Page's examination is chronological, with all the strengths and weaknesses that come with this approach. In the nineteenth century, destruction typically took the form of some sort of natural disaster, a modern-day biblical cleansing that would wipe away the sins Americans already associated with Gotham. By the early twentieth century, some authors offered social criticisms as well as moral ones, as did W. E. B. Du Bois when he penned a short story that used the survival of a black man and a white woman to make a broader statement about racism. The destruction of the city was also sometimes accomplished at the hands of an foreign attacker, a useful way of making political points about preparedness and vulnerability. By the 1960s, the sense of urban crisis came to predominate in many depictions, suggesting that its destruction would come from within rather than without. Though the attacks of September 11 brought a temporary moratorium on such explorations, it was not long before the city was being flooded, frozen, and smashed once again, demonstrating that as long as New York remained America's premier metropolis it would be continued to be targeted by writers, artists, and film makers.

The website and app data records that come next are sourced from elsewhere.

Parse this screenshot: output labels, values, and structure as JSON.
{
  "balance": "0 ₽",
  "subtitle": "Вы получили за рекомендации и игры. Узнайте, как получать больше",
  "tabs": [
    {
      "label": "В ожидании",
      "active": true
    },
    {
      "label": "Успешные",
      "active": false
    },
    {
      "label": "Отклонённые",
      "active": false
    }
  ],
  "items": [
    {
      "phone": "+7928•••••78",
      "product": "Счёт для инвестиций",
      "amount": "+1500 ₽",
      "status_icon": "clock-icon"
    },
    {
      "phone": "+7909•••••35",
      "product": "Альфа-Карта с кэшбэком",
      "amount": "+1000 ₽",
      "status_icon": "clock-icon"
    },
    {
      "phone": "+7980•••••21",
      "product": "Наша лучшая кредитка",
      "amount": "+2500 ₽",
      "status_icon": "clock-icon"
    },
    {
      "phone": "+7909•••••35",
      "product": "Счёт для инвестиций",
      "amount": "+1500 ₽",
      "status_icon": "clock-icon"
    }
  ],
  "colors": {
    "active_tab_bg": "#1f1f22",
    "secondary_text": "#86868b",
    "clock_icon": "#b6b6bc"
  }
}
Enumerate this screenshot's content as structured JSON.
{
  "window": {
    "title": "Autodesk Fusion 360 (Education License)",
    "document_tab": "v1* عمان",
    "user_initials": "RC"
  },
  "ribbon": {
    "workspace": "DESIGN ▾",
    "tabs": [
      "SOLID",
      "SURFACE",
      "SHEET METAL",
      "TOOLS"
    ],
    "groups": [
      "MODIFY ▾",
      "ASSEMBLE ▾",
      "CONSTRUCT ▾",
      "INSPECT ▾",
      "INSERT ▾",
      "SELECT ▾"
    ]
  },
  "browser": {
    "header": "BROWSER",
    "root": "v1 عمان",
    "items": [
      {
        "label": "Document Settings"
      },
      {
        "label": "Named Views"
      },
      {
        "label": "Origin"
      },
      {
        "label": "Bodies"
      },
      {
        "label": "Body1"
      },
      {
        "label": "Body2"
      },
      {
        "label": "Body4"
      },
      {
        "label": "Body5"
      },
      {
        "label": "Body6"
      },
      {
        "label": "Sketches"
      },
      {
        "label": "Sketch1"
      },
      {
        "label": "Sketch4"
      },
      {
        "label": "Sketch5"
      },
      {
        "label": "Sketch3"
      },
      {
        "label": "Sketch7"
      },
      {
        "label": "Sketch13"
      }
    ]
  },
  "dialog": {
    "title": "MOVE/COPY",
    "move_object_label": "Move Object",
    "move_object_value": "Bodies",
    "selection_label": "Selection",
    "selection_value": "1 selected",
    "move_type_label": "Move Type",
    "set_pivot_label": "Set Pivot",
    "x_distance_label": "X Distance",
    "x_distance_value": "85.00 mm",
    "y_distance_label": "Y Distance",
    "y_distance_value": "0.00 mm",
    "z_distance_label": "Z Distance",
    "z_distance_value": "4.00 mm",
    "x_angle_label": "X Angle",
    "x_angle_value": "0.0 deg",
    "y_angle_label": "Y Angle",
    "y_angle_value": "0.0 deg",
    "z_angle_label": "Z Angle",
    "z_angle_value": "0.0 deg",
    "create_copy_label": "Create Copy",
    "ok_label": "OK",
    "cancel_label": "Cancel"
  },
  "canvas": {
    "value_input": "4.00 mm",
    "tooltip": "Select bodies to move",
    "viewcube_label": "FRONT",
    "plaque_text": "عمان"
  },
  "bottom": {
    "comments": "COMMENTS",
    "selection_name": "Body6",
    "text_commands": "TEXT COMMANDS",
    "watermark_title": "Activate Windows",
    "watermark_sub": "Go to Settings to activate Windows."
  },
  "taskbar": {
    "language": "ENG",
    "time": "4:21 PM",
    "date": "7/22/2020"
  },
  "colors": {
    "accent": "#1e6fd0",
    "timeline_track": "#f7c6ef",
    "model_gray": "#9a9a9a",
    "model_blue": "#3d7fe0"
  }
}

Broad ranging and generously supplemented with illustrations, Page's book is an interesting examination of the meaning behind fictional destruction of New York. The September 11 attacks loom large within his analysis as an intersection between life and the theme of the works in his study, suggesting just how much of our fixation on this day was rooted in the longstanding fixation he examines. Yet his focus is somewhat idiosyncratic, as he excludes many relevant works (such as Whitley Strieber and James Kunetka's novel Warday) while important historical events such as the burning of the city during the American Revolution -- seemingly relevant given the author's focus -- barely rate a mention. As a result the book ultimately proves to be something of a disappointment; while readers interested in New York City or disaster fiction with find points of interest in it, most will finish it wanting more than what Page offers, which is a shame given the promise of his topic.